Canoo tests are pretty slick in that they're simply configured in an XML file. To add tests for add, edit, save and delete, open src/test/resources/web-tests.xml and add the following XML. You'll notice that this fragment has a target named ''PersonTests'' that runs all the related tests.

After adding this, you should be able to run mvn verify -Pitest and have these tests execute. If this command results in "BUILD SUCCESS" - nice work!

To include the PersonTests when all Canoo tests are run, add it as a dependency to the "run-all-tests" target in src/test/resources/web-test.xml.

Add link to menu

The last step is to make the list, add, edit and delete functions visible to the user. The simplest way is to add a new link to the list of links in src/main/webapp/WEB-INF/pages/mainMenu.jsp.

Where menu.viewPeople is an entry in src/main/resources/ApplicationResources.properties.

The other (more likely) alternative is that you'll want to add it to the menu. To do this, add the following to src/main/webapp/WEB-INF/menu-config.xml:

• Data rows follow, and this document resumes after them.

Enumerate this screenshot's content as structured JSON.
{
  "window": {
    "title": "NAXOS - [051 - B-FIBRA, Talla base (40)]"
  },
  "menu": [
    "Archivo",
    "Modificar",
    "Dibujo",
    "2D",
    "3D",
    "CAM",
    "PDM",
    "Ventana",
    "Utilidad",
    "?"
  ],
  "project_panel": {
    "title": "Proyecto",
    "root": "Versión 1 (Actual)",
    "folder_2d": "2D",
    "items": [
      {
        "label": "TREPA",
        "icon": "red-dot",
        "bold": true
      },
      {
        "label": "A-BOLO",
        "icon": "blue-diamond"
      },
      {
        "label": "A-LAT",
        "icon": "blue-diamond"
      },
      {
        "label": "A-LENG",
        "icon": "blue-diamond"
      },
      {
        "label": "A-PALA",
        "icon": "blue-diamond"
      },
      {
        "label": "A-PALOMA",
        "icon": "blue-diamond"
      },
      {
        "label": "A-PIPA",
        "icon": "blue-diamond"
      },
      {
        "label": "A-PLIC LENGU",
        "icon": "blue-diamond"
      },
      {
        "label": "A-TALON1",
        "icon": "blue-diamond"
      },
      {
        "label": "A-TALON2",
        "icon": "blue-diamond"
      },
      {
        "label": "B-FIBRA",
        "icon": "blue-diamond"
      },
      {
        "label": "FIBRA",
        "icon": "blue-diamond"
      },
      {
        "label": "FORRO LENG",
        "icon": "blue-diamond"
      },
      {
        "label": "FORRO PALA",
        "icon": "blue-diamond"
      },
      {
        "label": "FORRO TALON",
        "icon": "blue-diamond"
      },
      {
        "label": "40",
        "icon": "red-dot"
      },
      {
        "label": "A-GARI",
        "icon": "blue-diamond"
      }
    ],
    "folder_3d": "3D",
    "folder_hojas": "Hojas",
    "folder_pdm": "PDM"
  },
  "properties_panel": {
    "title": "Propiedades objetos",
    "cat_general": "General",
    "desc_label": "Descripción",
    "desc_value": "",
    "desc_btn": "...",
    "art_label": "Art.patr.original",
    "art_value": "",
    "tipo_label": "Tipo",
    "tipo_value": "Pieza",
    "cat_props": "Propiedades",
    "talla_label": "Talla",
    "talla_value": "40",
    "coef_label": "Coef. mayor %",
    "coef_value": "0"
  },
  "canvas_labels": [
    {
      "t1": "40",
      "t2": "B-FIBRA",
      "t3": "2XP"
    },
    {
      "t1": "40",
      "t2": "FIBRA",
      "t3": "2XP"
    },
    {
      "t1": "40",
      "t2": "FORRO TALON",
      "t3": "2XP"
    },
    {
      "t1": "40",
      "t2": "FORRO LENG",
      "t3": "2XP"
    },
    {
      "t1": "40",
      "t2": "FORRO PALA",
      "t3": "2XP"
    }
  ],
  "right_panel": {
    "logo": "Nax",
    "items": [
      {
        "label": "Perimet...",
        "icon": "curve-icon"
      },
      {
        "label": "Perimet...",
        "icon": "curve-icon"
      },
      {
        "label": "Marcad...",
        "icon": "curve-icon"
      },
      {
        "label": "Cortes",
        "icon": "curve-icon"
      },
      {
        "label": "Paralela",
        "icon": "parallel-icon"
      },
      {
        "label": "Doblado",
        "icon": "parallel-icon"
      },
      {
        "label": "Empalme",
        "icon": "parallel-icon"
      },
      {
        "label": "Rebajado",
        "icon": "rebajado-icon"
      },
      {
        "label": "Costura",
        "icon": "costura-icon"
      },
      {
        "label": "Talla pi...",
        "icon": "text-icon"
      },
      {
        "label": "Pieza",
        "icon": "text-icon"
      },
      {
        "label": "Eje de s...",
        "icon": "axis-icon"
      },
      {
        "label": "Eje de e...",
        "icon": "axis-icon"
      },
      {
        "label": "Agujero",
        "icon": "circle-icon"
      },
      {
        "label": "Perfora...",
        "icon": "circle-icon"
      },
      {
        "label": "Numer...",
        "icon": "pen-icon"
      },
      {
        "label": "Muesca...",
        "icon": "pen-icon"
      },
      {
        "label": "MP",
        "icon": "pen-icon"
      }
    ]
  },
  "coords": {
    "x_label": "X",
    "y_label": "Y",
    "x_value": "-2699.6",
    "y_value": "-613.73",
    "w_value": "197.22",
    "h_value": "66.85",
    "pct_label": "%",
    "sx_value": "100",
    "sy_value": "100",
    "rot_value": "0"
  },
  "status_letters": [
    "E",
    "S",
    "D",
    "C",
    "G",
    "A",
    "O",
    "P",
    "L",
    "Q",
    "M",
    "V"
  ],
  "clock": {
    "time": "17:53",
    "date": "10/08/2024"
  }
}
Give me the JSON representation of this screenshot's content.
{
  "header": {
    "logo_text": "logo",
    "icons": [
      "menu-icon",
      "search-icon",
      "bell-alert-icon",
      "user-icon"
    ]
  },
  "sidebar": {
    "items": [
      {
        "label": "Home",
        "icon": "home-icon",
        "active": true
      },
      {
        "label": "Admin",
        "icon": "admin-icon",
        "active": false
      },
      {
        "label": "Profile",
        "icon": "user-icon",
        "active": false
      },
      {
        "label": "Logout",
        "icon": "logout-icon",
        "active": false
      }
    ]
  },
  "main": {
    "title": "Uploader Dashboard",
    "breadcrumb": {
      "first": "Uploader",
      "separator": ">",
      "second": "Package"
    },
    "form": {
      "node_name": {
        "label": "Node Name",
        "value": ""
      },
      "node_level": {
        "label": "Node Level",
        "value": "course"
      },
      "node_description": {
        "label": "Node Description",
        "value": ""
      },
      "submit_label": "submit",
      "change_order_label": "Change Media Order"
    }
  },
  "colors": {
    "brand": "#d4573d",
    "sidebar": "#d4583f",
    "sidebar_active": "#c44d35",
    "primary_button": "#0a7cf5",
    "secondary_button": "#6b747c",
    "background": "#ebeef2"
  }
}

Make sure the above XML is inside the <Menus> tag, but not within another <Menu>. Then open src/main/webapp/common/menu.jsp and add the following code to it:

Now if you run mvn jetty:run and go to http://localhost:8080/home, you should see something like the screenshot below.

Notice that there is a new link in your main screen (from home.jsp) and on the top in your menu bar (from menu.jsp).

That's it!
You've completed the full lifecycle of developing a set of master-detail pages with AppFuse and Struts 2 - Congratulations!

Because it's so much fun to watch tests fly by and success happen, run all your tests again using mvn install -Pitest.

Happy Day!

BUILD SUCCESS
Total time: 52.136s